Tech security researcher Kai Greshake told Vice in March that hackers could trick Bing's AI chatbot into asking for personal information from users through the use of hidden text prompts.
"As a member of the sector, I see this developing into a serious problem," Kaushik said, adding: "To create more complex detection techniques and build open standards for recognizing bots, developers and academics must collaborate."
He believes education and awareness campaigns are essential so the public can be more cautious and confident while "conversing online with strangers."
Mr. Cooper agreed.
"The bot-human confusion could lead to misunderstandings, mistrust, and misuse of personal data. It's like chatting with a parrot, thinking it's a person: amusing until it repeats your secrets."
He compared the rise in bot traffic to inviting a fox into the henhouse. "We need to be vigilant and proactive in our defenses."
For some, the solution is simple. Just "unplug" from the digital world.
It's a sentiment shared often alongside notions of moving off the grid and a longing for the days when the "dead internet theory" seemed much less plausible. But for many, this isn't realistic.
Alternatively, some are striving for a balance with their online usage, including limiting social media usage.

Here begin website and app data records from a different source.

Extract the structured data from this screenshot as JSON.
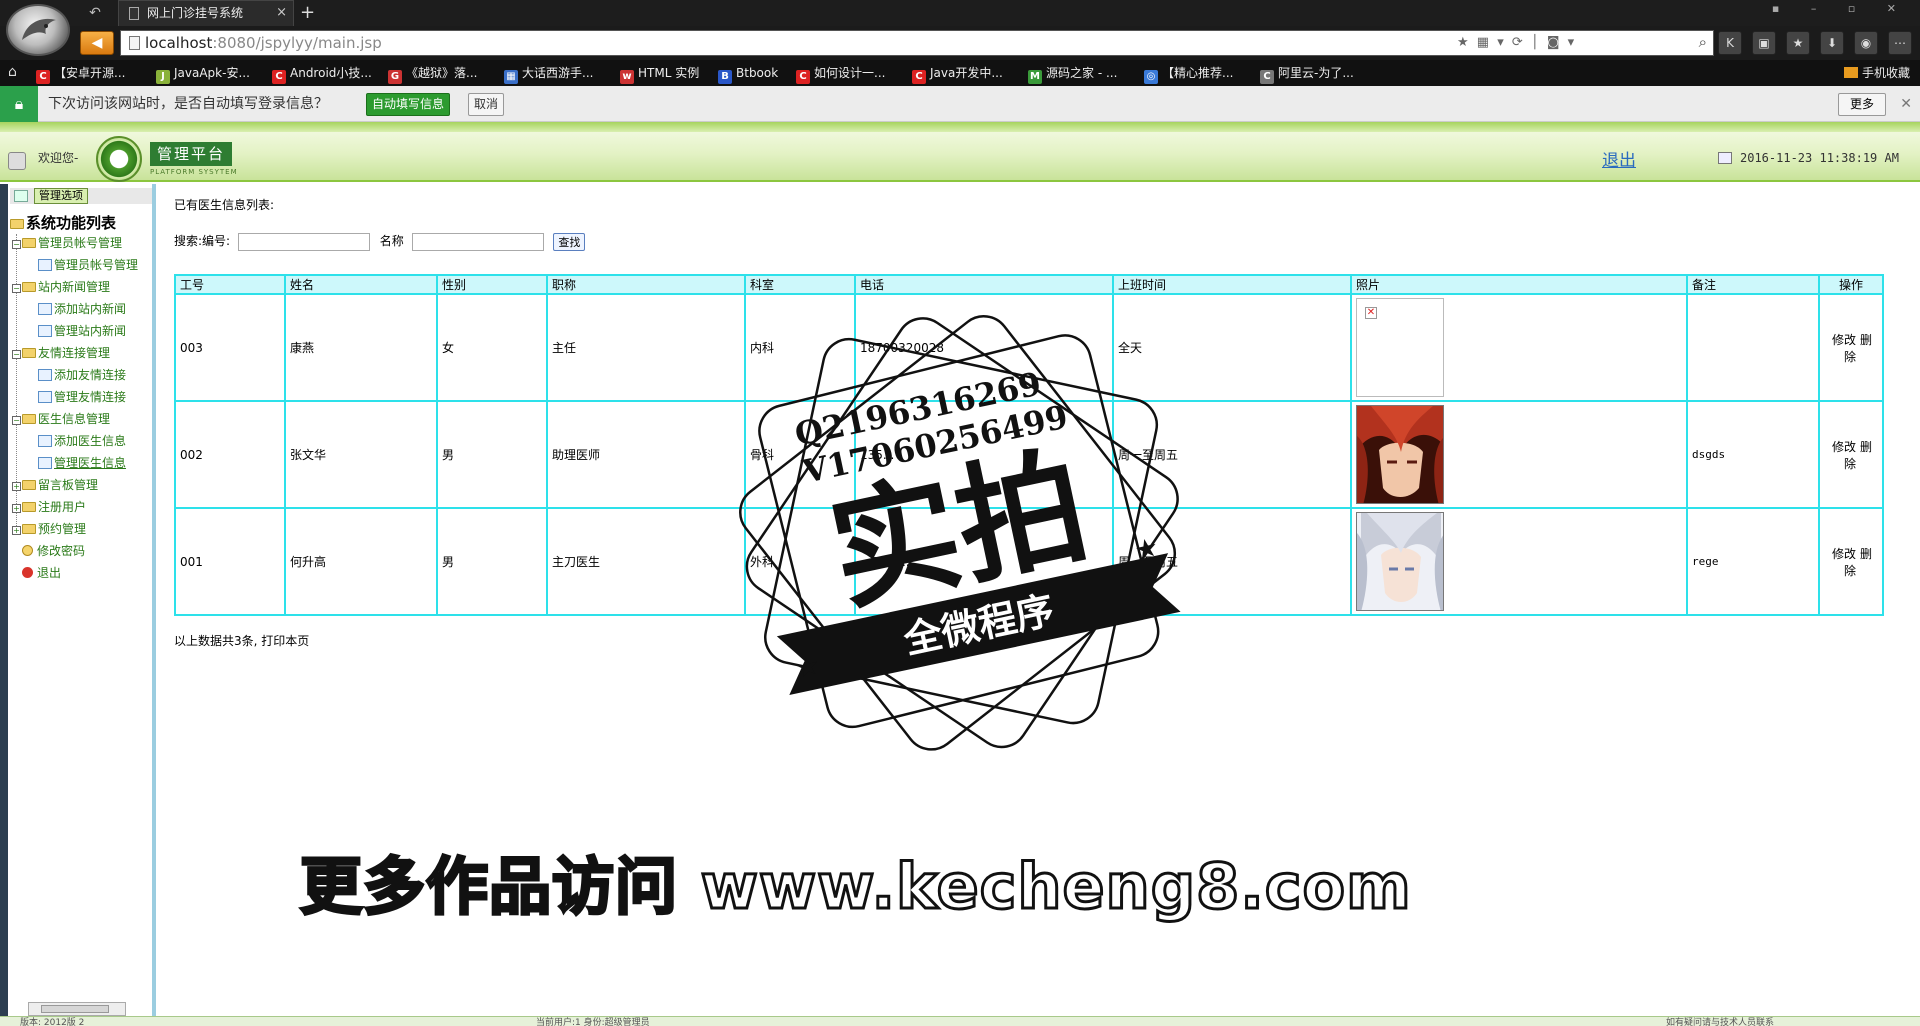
{
  "browser": {
    "tab_title": "网上门诊挂号系统",
    "url_host": "localhost",
    "url_rest": ":8080/jspylyy/main.jsp",
    "bookmarks": [
      {
        "label": "【安卓开源...",
        "color": "#d22"
      },
      {
        "label": "JavaApk-安...",
        "color": "#8ab23a"
      },
      {
        "label": "Android小技...",
        "color": "#d22"
      },
      {
        "label": "《越狱》落...",
        "color": "#c33"
      },
      {
        "label": "大话西游手...",
        "color": "#3a6fc8"
      },
      {
        "label": "HTML 实例",
        "color": "#c33"
      },
      {
        "label": "Btbook",
        "color": "#2a57c8"
      },
      {
        "label": "如何设计一...",
        "color": "#d22"
      },
      {
        "label": "Java开发中...",
        "color": "#d22"
      },
      {
        "label": "源码之家 - ...",
        "color": "#3a9a3a"
      },
      {
        "label": "【精心推荐...",
        "color": "#3a7ad8"
      },
      {
        "label": "阿里云-为了...",
        "color": "#777"
      }
    ],
    "mobile_favorites": "手机收藏",
    "notification": {
      "text": "下次访问该网站时，是否自动填写登录信息？",
      "autofill_label": "自动填写信息",
      "cancel_label": "取消",
      "more_label": "更多"
    }
  },
  "header": {
    "welcome": "欢迎您-",
    "logo_title": "管理平台",
    "logo_subtitle": "PLATFORM SYSYTEM",
    "logout": "退出",
    "datetime": "2016-11-23 11:38:19 AM"
  },
  "sidebar": {
    "header_label": "管理选项",
    "root_label": "系统功能列表",
    "groups": [
      {
        "label": "管理员帐号管理",
        "children": [
          "管理员帐号管理"
        ]
      },
      {
        "label": "站内新闻管理",
        "children": [
          "添加站内新闻",
          "管理站内新闻"
        ]
      },
      {
        "label": "友情连接管理",
        "children": [
          "添加友情连接",
          "管理友情连接"
        ]
      },
      {
        "label": "医生信息管理",
        "children": [
          "添加医生信息",
          "管理医生信息"
        ]
      },
      {
        "label": "留言板管理",
        "children": []
      },
      {
        "label": "注册用户",
        "children": []
      },
      {
        "label": "预约管理",
        "children": []
      }
    ],
    "change_password": "修改密码",
    "exit": "退出"
  },
  "main": {
    "title": "已有医生信息列表:",
    "search_label": "搜索:编号:",
    "name_label": "名称",
    "search_button": "查找",
    "columns": [
      "工号",
      "姓名",
      "性别",
      "职称",
      "科室",
      "电话",
      "上班时间",
      "照片",
      "备注",
      "操作"
    ],
    "rows": [
      {
        "id": "003",
        "name": "康燕",
        "gender": "女",
        "title": "主任",
        "dept": "内科",
        "phone": "18700320028",
        "schedule": "全天",
        "photo": "broken",
        "note": "",
        "edit": "修改",
        "delete": "删除"
      },
      {
        "id": "002",
        "name": "张文华",
        "gender": "男",
        "title": "助理医师",
        "dept": "骨科",
        "phone": "135...",
        "schedule": "周一至周五",
        "photo": "red-hair",
        "note": "dsgds",
        "edit": "修改",
        "delete": "删除"
      },
      {
        "id": "001",
        "name": "何升高",
        "gender": "男",
        "title": "主刀医生",
        "dept": "外科",
        "phone": "...3164...",
        "schedule": "周一至周五",
        "photo": "silver-hair",
        "note": "rege",
        "edit": "修改",
        "delete": "删除"
      }
    ],
    "footer": "以上数据共3条, 打印本页"
  },
  "statusbar": {
    "left": "版本: 2012版 2",
    "center": "当前用户:1      身份:超级管理员",
    "right": "如有疑问请与技术人员联系"
  },
  "watermarks": {
    "stamp_line1": "Q2196316269",
    "stamp_line2": "V17060256499",
    "stamp_big": "实拍",
    "stamp_banner": "全微程序",
    "bottom": "更多作品访问 www.kecheng8.com"
  }
}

Humanity's love-hate relationship with social media, especially Facebook and Twitter, has created anxiety, anger, and depression for millions.
Despite an uptick in social media usage this year, roughly two-thirds of Americans believe the platforms have a primarily negative effect on life.

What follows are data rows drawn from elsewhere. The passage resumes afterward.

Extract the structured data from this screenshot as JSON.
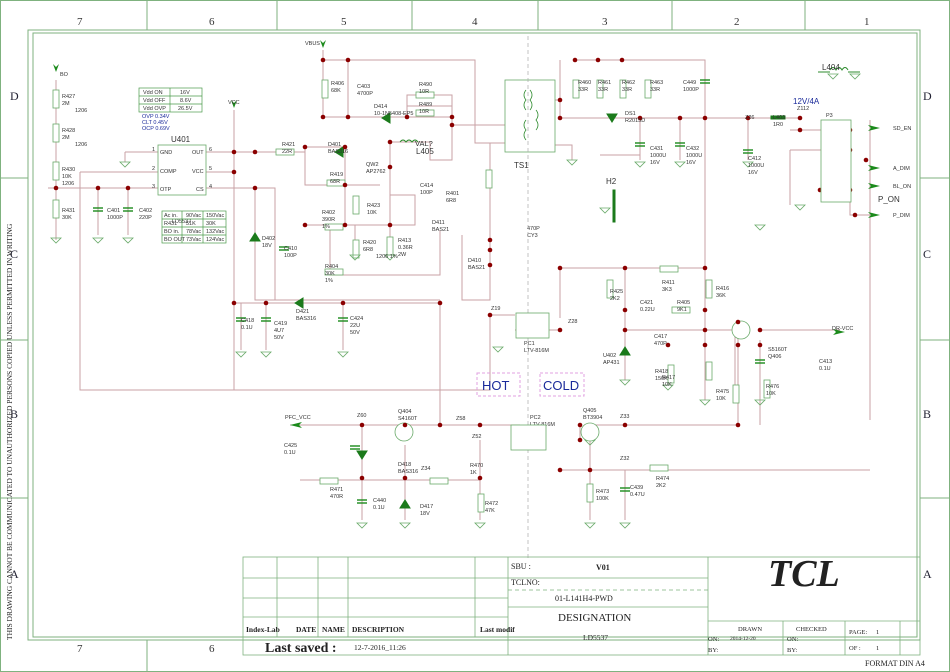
{
  "border": {
    "columns": [
      "7",
      "6",
      "5",
      "4",
      "3",
      "2",
      "1"
    ],
    "rows": [
      "D",
      "C",
      "B",
      "A"
    ],
    "side_notice": "THIS DRAWING CANNOT BE COMMUNICATED TO UNAUTHORIZED PERSONS COPIED UNLESS PERMITTED IN WRITING"
  },
  "nets": {
    "bo": "BO",
    "vbus": "VBUS",
    "vcc": "VCC",
    "pfc_vcc": "PFC_VCC",
    "dr_vcc": "DR-VCC",
    "sd_en": "SD_EN",
    "a_dim": "A_DIM",
    "bl_on": "BL_ON",
    "p_on": "P_ON",
    "p_dim": "P_DIM",
    "rail": "12V/4A",
    "val": "VAL?"
  },
  "regions": {
    "hot": "HOT",
    "cold": "COLD"
  },
  "ic": {
    "ref": "U401",
    "part": "LD5537",
    "pins_left": [
      {
        "num": "1",
        "name": "GND"
      },
      {
        "num": "2",
        "name": "COMP"
      },
      {
        "num": "3",
        "name": "OTP"
      }
    ],
    "pins_right": [
      {
        "num": "6",
        "name": "OUT"
      },
      {
        "num": "5",
        "name": "VCC"
      },
      {
        "num": "4",
        "name": "CS"
      }
    ]
  },
  "vdd_table": [
    [
      "Vdd ON",
      "16V"
    ],
    [
      "Vdd OFF",
      "8.6V"
    ],
    [
      "Vdd OVP",
      "26.5V"
    ]
  ],
  "protect_notes": [
    "OVP 0.34V",
    "CLT 0.45V",
    "OCP 0.69V"
  ],
  "bo_table": [
    [
      "Ac in.",
      "90Vac",
      "150Vac"
    ],
    [
      "R431",
      "51K",
      "30K"
    ],
    [
      "BO in.",
      "78Vac",
      "132Vac"
    ],
    [
      "BO OUT",
      "73Vac",
      "124Vac"
    ]
  ],
  "components": [
    {
      "ref": "R427",
      "value": "2M",
      "extra": "1206"
    },
    {
      "ref": "R428",
      "value": "2M",
      "extra": "1206"
    },
    {
      "ref": "R430",
      "value": "10K",
      "extra": "1206"
    },
    {
      "ref": "R431",
      "value": "30K"
    },
    {
      "ref": "C401",
      "value": "1000P"
    },
    {
      "ref": "C402",
      "value": "220P"
    },
    {
      "ref": "R421",
      "value": "22R"
    },
    {
      "ref": "D401",
      "value": "BAS316"
    },
    {
      "ref": "R419",
      "value": "68R"
    },
    {
      "ref": "QW2",
      "value": "AP2762"
    },
    {
      "ref": "C414",
      "value": "100P"
    },
    {
      "ref": "R402",
      "value": "390R",
      "extra": "1%"
    },
    {
      "ref": "R423",
      "value": "10K"
    },
    {
      "ref": "R420",
      "value": "6R8",
      "extra": "1206 1%"
    },
    {
      "ref": "R413",
      "value": "0.36R",
      "extra": "2W"
    },
    {
      "ref": "R404",
      "value": "30K",
      "extra": "1%"
    },
    {
      "ref": "R406",
      "value": "68K"
    },
    {
      "ref": "C403",
      "value": "4700P"
    },
    {
      "ref": "D414",
      "value": "10-1N5408-EP5"
    },
    {
      "ref": "R490",
      "value": "10R"
    },
    {
      "ref": "R489",
      "value": "10R"
    },
    {
      "ref": "L405",
      "value": ""
    },
    {
      "ref": "R401",
      "value": "6R8"
    },
    {
      "ref": "D411",
      "value": "BAS21"
    },
    {
      "ref": "D410",
      "value": "BAS21"
    },
    {
      "ref": "D402",
      "value": "18V"
    },
    {
      "ref": "C410",
      "value": "100P"
    },
    {
      "ref": "C418",
      "value": "0.1U"
    },
    {
      "ref": "C419",
      "value": "4U7",
      "extra": "50V"
    },
    {
      "ref": "D421",
      "value": "BAS316"
    },
    {
      "ref": "C424",
      "value": "22U",
      "extra": "50V"
    },
    {
      "ref": "TS1",
      "value": ""
    },
    {
      "ref": "470P",
      "value": "CY3"
    },
    {
      "ref": "H2",
      "value": ""
    },
    {
      "ref": "R460",
      "value": "33R"
    },
    {
      "ref": "R461",
      "value": "33R"
    },
    {
      "ref": "R462",
      "value": "33R"
    },
    {
      "ref": "R463",
      "value": "33R"
    },
    {
      "ref": "DS1",
      "value": "R2015D"
    },
    {
      "ref": "C449",
      "value": "1000P"
    },
    {
      "ref": "C431",
      "value": "1000U",
      "extra": "16V"
    },
    {
      "ref": "C432",
      "value": "1000U",
      "extra": "16V"
    },
    {
      "ref": "Z26",
      "value": ""
    },
    {
      "ref": "C412",
      "value": "1000U",
      "extra": "16V"
    },
    {
      "ref": "L403",
      "value": "1R0"
    },
    {
      "ref": "Z112",
      "value": ""
    },
    {
      "ref": "P3",
      "value": ""
    },
    {
      "ref": "L404",
      "value": ""
    },
    {
      "ref": "R411",
      "value": "3K3"
    },
    {
      "ref": "R425",
      "value": "2K2"
    },
    {
      "ref": "R416",
      "value": "36K"
    },
    {
      "ref": "C421",
      "value": "0.22U"
    },
    {
      "ref": "R405",
      "value": "9K1"
    },
    {
      "ref": "C417",
      "value": "470P"
    },
    {
      "ref": "U402",
      "value": "AP431"
    },
    {
      "ref": "R418",
      "value": "150K"
    },
    {
      "ref": "R417",
      "value": "10K"
    },
    {
      "ref": "R475",
      "value": "10K"
    },
    {
      "ref": "R476",
      "value": "10K"
    },
    {
      "ref": "S5160T",
      "value": "Q406"
    },
    {
      "ref": "C413",
      "value": "0.1U"
    },
    {
      "ref": "PC1",
      "value": "LTV-816M"
    },
    {
      "ref": "Z19",
      "value": ""
    },
    {
      "ref": "Z28",
      "value": ""
    },
    {
      "ref": "C425",
      "value": "0.1U"
    },
    {
      "ref": "Z60",
      "value": ""
    },
    {
      "ref": "Q404",
      "value": "S4160T"
    },
    {
      "ref": "D418",
      "value": "BAS316"
    },
    {
      "ref": "Z34",
      "value": ""
    },
    {
      "ref": "R470",
      "value": "1K"
    },
    {
      "ref": "R471",
      "value": "470R"
    },
    {
      "ref": "C440",
      "value": "0.1U"
    },
    {
      "ref": "D417",
      "value": "18V"
    },
    {
      "ref": "R472",
      "value": "47K"
    },
    {
      "ref": "Z58",
      "value": ""
    },
    {
      "ref": "Z52",
      "value": ""
    },
    {
      "ref": "PC2",
      "value": "LTV-816M"
    },
    {
      "ref": "Q405",
      "value": "BT3904"
    },
    {
      "ref": "Z33",
      "value": ""
    },
    {
      "ref": "Z32",
      "value": ""
    },
    {
      "ref": "R474",
      "value": "2K2"
    },
    {
      "ref": "R473",
      "value": "100K"
    },
    {
      "ref": "C439",
      "value": "0.47U"
    }
  ],
  "title_block": {
    "headers": [
      "Index-Lab",
      "DATE",
      "NAME",
      "DESCRIPTION",
      "Last modif"
    ],
    "last_saved_label": "Last saved :",
    "last_saved_value": "12-7-2016_11:26",
    "sbu_label": "SBU :",
    "sbu_value": "V01",
    "tclno_label": "TCLNO:",
    "tclno_value": "01-L141H4-PWD",
    "designation_label": "DESIGNATION",
    "designation_value": "LD5537",
    "logo": "TCL",
    "drawn_label": "DRAWN",
    "drawn_on_label": "ON:",
    "drawn_on_value": "2014-12-20",
    "drawn_by_label": "BY:",
    "checked_label": "CHECKED",
    "checked_on_label": "ON:",
    "checked_by_label": "BY:",
    "page_label": "PAGE:",
    "page_value": "1",
    "of_label": "OF :",
    "of_value": "1",
    "format": "FORMAT DIN A4"
  },
  "colors": {
    "wire": "#c9a2a6",
    "node": "#8b0000",
    "component": "#1b7a1b",
    "frame": "#7fb27f",
    "label_blue": "#1a2a9a"
  }
}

And the surge in bot traffic is throwing gas on this fire.
Stepping back from social media and its bot swarms has its merits.
Findings from a 2022 study noted participants who took a one-week break from the platforms experienced improvements in anxiety, depression, and their overall sense of well-being.
As humanity's day-to-day interactions continue shifting from physical to virtual, people have become increasingly dependent on the web. So it begs to question: Can humans take back the internet from the bots?
Some tech experts believe it's possible. And it starts with helping people identify what they're engaging with.
"There are a few strategies users can employ to identify bots," Zachary Kann, the founder of Smart Geek Home, told The Epoch Times.
In his experience as a network security professional, Mr. Kann said there are methods a user can employ to determine if they're interacting with another person.
Like Mr. Cooper, he suggested watching response patterns carefully.
"Bots often respond instantly and may use repetitive language."
Mr. Kann also said people should check profiles since bots often have generic or incomplete online profiles.
He added an inability to distinguish between bots and humans could lead to research accuracy challenges.
"It can lead to skewed data analytics, as bot interactions can inflate website traffic and engagement metrics."